Who is responsible for the delivery of integrations?
For many organizations the answers to the above questions are vastly different across departments and roles. Take a payroll system for example, this is often defined and owned by an accounting or finance department. However, it may be human resources who are looking to integrate the system into the company intranet to better deliver the information to employees. Yet, it is the IT team who is ultimately responsible for the delivery of the integration itself.
While working cross-department is not a bad thing, it does create some additional friction and hurdles when it comes to managing integrations within the digital workplace. Teams work at different speeds, have competing priorities, and often different ideas of why a system is needed in the first place, which is why it is critical to address these questions at the very beginning of defining an integration strategy.
An integrated digital workplace in which systems work with and speak to each other may seem like an obvious solution to end digital friction at work, but there are several other hurdles organizations need to overcome just to get integrations in place. Regardless of company size, from small business to enterprise, there are limited resources available to implement, operate, and monitor technology at work. Integrations can be complicated and time-consuming. While application owners may see value in integrating systems, they have other responsibilities to attend to which makes lengthy integration projects a nice to have, not a necessity.
So, how do digital workplace leaders overcome this type of challenge? The first step is to find a scalable method of building integrations, which can include templates, low-code/no-code builders, or third-party contractors. While the latter would likely be the most hands-off approach, many application owners would prefer to build experiences themselves. This is where a low-code/no-code builder comes into play. This type of system can accelerate the time to build integrations with prefab templates and drag-and-drop functionality. Owners can more easily build and deploy apps without complexity using triggers, actions, loops, and real-time testing, removing the reliance on IT teams and reducing build time from weeks to hours.
The constantly evolving digital landscape
A continually evolving digital landscape means regularly ushering in new tech. It also means systems and use cases can quickly become outdated or obsolete. A well-defined integration strategy prepares for the ever-changing technology landscape by focusing on driving adoption of existing tools.
Integrating legacy systems into your digital workplace hub can transform manual processes and outdated interfaces into the modern and intuitive experiences employees expect. With the help of AI, these experiences can become even more intelligent. For example, consider a large enterprise that has been using the same onboarding system for many years. It’s old and cumbersome to navigate but it works. It would take a lot of time and money to invest in something new. Instead of transitioning to a new system, the application owner integrates with the organization’s digital assistant. Now, employees automatically receive the information they need to know based on their personal attributes. Furthermore, they can use natural language to ask questions, complete tasks, and locate information. While it may seem small to empower one employee to use conversational AI to ask, “where is the company handbook?” optimizing business processes long-term across thousands of employees and hundreds of systems are improvements to the employee experience that can have lasting effects.

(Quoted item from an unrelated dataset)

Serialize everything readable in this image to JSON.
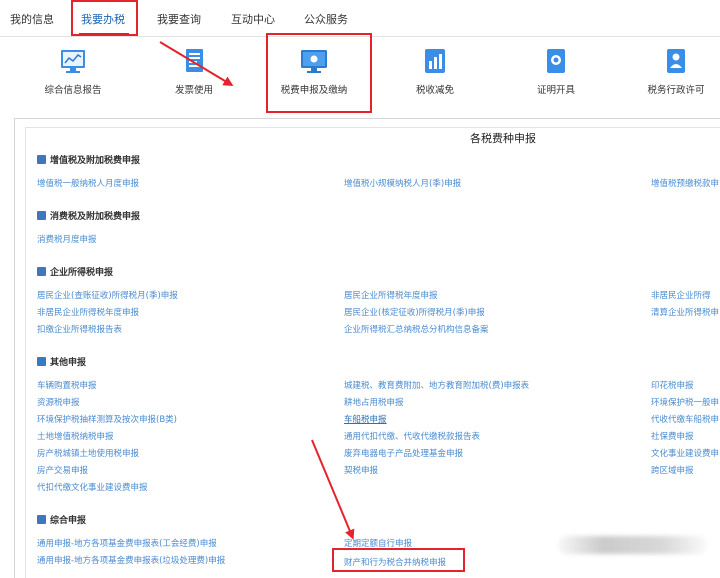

An integration strategy for the future of work
A well-defined integration strategy reduces digital friction, boosts productivity, and drives adoption of technology investments. By leveraging tools such as low-code builders and artificial intelligence, application and digital workplace leaders can take the most important elements of business systems and deliver them to employees in the channels and systems they work in.